ACTIVITY
Which lines of the entries hold the string "icon"? Copy each one.

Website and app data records

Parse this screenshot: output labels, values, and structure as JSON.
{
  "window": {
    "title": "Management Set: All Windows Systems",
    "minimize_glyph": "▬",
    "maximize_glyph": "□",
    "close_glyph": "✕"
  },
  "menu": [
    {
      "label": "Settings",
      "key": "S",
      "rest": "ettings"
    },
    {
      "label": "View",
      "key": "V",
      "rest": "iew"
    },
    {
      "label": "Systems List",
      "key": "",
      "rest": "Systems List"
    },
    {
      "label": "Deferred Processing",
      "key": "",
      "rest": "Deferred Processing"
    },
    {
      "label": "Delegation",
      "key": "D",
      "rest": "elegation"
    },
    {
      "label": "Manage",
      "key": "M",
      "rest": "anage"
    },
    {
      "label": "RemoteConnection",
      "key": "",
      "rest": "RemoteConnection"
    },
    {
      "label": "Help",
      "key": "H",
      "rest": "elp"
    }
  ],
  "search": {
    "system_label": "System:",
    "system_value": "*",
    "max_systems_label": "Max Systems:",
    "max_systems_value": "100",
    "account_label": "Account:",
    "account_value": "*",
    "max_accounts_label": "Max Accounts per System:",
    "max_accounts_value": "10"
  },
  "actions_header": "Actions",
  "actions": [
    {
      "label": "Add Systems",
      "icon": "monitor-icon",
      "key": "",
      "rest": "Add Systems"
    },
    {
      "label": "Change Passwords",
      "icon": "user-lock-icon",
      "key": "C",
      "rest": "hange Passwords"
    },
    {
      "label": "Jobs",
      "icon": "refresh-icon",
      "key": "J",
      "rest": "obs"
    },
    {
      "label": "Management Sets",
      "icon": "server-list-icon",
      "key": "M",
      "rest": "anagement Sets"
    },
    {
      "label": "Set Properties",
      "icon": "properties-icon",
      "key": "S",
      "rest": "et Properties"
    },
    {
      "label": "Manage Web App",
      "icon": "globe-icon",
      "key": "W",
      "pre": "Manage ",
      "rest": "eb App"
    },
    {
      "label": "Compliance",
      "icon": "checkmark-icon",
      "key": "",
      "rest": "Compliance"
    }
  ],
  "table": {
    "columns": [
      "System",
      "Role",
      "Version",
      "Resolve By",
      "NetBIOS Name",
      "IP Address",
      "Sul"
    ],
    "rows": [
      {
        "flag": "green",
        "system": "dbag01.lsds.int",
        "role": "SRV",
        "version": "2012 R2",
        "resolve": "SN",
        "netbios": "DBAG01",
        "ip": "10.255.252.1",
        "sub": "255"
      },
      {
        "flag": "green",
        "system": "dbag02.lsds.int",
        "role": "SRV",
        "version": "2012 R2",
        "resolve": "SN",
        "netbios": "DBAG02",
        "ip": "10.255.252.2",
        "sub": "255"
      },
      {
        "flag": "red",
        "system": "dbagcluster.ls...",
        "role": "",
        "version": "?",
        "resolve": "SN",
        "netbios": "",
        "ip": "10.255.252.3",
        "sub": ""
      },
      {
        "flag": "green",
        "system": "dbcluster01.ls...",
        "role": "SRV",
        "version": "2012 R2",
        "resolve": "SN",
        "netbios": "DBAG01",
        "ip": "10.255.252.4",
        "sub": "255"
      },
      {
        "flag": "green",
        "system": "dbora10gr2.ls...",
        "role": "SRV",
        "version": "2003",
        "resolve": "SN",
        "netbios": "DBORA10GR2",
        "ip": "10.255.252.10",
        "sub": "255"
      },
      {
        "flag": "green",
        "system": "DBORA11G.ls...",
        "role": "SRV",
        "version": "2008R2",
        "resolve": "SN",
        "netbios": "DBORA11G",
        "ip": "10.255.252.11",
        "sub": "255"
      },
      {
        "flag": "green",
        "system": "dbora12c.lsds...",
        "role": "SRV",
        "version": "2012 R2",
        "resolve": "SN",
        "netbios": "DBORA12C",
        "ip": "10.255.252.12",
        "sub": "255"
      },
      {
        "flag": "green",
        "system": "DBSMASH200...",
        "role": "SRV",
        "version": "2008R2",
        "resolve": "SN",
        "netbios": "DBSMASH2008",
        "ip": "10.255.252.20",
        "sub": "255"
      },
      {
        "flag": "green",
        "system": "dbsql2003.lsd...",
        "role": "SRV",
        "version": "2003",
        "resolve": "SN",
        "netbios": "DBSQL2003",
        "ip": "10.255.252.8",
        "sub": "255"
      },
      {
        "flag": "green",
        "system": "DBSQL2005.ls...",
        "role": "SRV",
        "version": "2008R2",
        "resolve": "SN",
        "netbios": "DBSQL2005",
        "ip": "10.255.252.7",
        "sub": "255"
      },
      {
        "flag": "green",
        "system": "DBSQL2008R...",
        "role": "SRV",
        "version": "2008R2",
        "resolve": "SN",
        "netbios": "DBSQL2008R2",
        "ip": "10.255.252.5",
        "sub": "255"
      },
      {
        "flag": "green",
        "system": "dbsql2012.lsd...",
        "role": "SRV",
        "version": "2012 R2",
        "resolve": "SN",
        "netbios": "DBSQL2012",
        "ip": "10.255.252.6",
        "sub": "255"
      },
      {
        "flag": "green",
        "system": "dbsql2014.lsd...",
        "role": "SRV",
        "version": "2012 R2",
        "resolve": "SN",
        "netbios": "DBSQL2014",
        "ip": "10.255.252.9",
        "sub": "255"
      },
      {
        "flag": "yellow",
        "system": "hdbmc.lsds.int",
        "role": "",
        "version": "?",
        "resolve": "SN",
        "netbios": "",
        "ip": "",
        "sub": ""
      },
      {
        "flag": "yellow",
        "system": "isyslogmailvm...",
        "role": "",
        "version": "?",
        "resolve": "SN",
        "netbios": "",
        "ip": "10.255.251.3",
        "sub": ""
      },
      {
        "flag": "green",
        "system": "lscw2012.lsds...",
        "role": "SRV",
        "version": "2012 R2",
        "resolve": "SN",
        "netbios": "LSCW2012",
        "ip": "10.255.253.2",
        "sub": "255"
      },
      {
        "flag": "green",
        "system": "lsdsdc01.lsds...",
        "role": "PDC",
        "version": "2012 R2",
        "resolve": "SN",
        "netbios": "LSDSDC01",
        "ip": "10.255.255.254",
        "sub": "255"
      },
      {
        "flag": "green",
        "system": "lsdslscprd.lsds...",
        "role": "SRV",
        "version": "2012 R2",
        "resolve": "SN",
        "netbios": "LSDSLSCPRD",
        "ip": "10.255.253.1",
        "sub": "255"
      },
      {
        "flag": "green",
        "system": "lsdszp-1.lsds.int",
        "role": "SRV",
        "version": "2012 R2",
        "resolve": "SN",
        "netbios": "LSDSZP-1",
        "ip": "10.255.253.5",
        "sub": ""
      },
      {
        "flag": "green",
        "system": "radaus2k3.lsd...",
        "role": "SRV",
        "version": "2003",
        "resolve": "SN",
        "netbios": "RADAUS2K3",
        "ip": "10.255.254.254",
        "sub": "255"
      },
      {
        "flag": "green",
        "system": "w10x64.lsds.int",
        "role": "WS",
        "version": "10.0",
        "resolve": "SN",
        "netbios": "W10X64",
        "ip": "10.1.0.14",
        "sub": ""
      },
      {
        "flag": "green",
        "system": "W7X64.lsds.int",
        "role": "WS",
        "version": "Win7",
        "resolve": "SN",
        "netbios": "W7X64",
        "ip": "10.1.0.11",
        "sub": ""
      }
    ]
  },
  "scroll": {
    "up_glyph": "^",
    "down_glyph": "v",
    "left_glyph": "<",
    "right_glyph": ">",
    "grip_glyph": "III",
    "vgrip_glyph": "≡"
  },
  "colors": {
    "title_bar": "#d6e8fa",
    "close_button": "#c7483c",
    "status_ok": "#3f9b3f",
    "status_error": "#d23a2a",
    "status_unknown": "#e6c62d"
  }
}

RESULT OF THE TASK
      "icon": "monitor-icon",
      "icon": "user-lock-icon",
      "icon": "refresh-icon",
      "icon": "server-list-icon",
      "icon": "properties-icon",
      "icon": "globe-icon",
      "icon": "checkmark-icon",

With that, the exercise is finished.